= TASK DIRECTIONS =
State how many lines of the entries below hold the word "Crop"; reply with nothing but the number.

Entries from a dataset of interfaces
***

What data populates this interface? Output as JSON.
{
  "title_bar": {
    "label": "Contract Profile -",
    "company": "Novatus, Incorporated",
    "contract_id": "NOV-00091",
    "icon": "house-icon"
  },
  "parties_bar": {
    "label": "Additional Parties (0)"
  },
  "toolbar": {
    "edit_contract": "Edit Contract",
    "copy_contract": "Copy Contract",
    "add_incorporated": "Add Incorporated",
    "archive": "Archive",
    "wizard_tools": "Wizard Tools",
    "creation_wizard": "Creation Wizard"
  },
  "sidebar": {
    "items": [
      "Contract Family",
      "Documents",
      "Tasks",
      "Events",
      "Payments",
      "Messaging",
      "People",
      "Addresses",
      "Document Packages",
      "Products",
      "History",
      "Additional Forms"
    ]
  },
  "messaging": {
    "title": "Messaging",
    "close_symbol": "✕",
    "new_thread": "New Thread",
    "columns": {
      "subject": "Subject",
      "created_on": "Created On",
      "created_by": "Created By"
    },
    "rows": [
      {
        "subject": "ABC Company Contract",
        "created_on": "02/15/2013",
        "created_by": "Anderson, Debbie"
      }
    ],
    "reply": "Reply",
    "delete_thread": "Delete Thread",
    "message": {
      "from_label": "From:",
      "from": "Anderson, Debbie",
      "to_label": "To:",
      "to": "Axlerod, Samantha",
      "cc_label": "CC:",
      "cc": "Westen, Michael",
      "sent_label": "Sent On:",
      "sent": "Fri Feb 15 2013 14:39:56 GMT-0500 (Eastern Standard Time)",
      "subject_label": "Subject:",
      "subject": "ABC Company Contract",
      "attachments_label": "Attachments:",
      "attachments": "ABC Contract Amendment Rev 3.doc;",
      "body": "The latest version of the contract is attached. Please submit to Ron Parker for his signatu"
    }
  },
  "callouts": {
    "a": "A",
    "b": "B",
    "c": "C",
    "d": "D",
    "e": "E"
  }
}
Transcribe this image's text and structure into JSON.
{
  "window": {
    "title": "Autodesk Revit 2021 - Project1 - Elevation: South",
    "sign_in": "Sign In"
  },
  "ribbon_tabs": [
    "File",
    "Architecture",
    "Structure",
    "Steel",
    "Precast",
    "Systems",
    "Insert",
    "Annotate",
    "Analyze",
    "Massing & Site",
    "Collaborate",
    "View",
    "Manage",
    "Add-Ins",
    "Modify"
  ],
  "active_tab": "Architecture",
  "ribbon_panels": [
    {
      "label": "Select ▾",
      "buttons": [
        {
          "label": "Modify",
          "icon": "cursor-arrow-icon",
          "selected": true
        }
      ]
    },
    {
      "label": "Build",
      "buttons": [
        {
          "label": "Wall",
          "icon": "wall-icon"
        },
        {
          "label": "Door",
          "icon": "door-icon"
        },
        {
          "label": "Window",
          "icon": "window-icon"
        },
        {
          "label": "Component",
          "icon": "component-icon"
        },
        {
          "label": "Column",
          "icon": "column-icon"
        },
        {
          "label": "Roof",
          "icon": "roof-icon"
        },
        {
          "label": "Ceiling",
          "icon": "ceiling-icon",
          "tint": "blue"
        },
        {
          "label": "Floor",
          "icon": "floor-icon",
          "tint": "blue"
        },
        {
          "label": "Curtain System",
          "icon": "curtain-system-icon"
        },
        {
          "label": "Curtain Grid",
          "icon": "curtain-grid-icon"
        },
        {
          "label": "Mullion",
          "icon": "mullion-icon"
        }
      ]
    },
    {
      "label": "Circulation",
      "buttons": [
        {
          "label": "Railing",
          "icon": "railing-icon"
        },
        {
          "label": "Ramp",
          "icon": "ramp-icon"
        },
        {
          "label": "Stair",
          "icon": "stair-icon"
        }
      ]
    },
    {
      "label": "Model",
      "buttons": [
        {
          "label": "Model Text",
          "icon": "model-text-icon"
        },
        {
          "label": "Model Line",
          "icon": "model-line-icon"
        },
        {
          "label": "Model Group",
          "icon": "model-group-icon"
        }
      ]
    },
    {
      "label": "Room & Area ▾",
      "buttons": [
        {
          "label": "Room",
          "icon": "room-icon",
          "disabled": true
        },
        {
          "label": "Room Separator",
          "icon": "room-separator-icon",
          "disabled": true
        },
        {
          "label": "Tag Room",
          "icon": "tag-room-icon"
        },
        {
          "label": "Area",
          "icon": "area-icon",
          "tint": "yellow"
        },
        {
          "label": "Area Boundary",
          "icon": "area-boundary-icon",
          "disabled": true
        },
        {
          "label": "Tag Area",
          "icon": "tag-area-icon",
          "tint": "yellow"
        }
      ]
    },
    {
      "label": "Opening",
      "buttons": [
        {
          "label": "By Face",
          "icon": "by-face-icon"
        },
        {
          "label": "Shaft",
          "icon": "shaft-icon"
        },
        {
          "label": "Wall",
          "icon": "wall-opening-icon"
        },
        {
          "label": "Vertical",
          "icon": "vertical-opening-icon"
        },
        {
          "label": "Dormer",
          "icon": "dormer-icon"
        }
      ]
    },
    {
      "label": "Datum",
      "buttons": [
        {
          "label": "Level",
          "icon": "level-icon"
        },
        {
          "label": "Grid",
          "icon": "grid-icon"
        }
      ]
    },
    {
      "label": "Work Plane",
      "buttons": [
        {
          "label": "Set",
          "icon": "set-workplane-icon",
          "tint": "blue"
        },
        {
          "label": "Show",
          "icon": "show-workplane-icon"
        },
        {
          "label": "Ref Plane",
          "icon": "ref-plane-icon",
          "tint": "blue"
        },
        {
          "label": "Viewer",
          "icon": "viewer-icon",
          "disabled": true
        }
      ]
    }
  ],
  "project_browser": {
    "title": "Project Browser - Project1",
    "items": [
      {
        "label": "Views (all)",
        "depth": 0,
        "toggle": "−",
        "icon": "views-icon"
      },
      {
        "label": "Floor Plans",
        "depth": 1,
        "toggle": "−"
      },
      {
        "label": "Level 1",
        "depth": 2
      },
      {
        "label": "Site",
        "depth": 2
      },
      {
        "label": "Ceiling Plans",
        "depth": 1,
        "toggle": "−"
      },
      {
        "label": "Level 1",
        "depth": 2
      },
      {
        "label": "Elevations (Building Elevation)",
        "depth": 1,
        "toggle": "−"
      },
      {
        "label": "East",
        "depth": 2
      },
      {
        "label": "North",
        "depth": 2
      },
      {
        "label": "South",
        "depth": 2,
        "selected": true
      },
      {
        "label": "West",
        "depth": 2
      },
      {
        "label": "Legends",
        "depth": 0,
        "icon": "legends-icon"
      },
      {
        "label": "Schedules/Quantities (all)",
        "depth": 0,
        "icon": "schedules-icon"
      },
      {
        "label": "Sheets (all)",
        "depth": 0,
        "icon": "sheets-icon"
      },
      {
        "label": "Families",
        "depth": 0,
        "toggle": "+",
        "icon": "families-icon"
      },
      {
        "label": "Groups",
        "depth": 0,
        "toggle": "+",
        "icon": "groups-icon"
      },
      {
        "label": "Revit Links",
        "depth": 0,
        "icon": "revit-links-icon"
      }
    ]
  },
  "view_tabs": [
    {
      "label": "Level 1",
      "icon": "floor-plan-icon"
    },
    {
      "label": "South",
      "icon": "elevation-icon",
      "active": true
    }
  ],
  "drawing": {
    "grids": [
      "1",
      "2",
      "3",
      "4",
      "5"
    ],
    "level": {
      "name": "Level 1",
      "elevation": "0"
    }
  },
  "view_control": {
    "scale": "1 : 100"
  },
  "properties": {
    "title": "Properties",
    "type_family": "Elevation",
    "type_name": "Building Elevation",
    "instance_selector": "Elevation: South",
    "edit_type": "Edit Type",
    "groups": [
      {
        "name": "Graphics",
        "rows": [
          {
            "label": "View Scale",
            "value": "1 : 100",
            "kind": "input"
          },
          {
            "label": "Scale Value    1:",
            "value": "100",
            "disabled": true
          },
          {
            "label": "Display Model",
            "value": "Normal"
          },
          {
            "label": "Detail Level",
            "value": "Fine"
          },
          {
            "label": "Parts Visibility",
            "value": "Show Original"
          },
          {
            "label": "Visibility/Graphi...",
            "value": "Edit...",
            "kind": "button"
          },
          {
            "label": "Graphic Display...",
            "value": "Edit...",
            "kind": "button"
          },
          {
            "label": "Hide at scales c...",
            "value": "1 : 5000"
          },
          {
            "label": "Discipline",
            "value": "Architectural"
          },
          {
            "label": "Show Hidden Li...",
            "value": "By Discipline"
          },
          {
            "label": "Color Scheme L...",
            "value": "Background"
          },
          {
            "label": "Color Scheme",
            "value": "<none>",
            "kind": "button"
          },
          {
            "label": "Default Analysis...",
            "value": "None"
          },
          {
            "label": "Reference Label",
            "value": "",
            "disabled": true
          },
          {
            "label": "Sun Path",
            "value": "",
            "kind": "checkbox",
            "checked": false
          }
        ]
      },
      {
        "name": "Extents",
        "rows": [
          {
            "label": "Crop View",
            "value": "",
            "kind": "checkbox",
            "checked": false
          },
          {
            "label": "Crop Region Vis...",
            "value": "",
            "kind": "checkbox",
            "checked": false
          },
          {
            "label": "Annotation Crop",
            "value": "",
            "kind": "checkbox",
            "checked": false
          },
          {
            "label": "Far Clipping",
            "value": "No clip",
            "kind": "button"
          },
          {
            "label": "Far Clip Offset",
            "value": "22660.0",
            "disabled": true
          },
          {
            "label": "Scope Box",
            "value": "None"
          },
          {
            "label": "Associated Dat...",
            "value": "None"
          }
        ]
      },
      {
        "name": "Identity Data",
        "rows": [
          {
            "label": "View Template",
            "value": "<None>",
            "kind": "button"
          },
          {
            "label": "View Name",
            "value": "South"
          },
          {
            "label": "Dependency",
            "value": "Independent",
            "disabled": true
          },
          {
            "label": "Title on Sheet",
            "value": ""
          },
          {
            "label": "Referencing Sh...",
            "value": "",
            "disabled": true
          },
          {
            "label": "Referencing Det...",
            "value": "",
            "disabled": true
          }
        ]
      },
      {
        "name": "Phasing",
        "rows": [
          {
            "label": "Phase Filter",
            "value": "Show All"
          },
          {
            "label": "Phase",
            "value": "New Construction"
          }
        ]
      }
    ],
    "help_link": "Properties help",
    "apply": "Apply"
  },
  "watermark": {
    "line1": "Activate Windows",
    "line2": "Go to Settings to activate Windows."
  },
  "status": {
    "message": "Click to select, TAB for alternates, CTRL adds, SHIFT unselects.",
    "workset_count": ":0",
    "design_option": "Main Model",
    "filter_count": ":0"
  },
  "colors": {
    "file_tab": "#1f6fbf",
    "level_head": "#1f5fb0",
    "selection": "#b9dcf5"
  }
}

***

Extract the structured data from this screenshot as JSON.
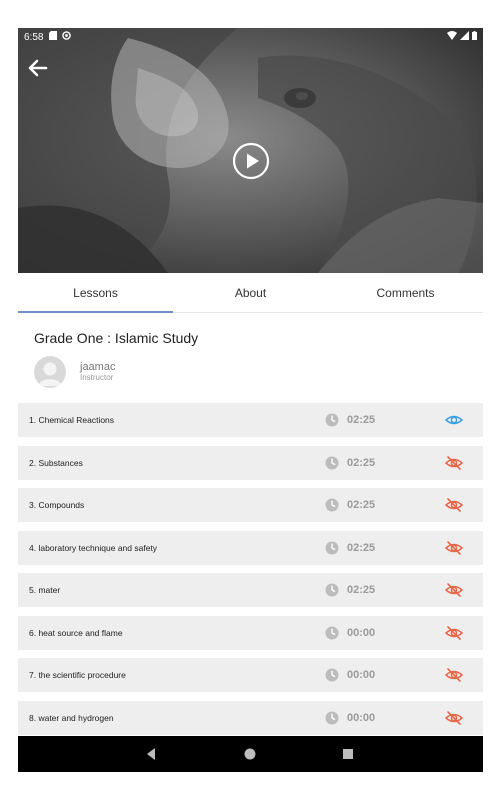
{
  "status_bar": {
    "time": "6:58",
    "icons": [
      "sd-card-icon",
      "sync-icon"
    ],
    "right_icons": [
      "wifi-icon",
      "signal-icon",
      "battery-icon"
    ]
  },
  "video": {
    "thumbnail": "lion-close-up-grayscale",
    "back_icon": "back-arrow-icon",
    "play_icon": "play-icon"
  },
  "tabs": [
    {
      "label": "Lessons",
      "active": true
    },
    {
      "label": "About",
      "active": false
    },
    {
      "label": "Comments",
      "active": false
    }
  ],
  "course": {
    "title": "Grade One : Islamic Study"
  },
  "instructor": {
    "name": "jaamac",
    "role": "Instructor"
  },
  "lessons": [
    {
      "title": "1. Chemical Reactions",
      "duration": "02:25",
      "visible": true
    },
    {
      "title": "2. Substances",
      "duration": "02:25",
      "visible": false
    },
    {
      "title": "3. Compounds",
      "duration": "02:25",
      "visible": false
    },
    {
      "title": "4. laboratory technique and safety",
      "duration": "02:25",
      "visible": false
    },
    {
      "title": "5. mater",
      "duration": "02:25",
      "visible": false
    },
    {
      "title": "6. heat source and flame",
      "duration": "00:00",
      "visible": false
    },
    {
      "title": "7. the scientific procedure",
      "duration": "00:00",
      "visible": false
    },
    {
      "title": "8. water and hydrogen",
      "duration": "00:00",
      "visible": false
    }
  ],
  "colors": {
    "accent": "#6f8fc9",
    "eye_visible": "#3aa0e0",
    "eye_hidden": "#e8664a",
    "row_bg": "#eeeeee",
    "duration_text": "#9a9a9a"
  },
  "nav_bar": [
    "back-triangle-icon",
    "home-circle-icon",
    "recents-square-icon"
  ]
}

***

= RESULT FOR THIS EXERCISE =
3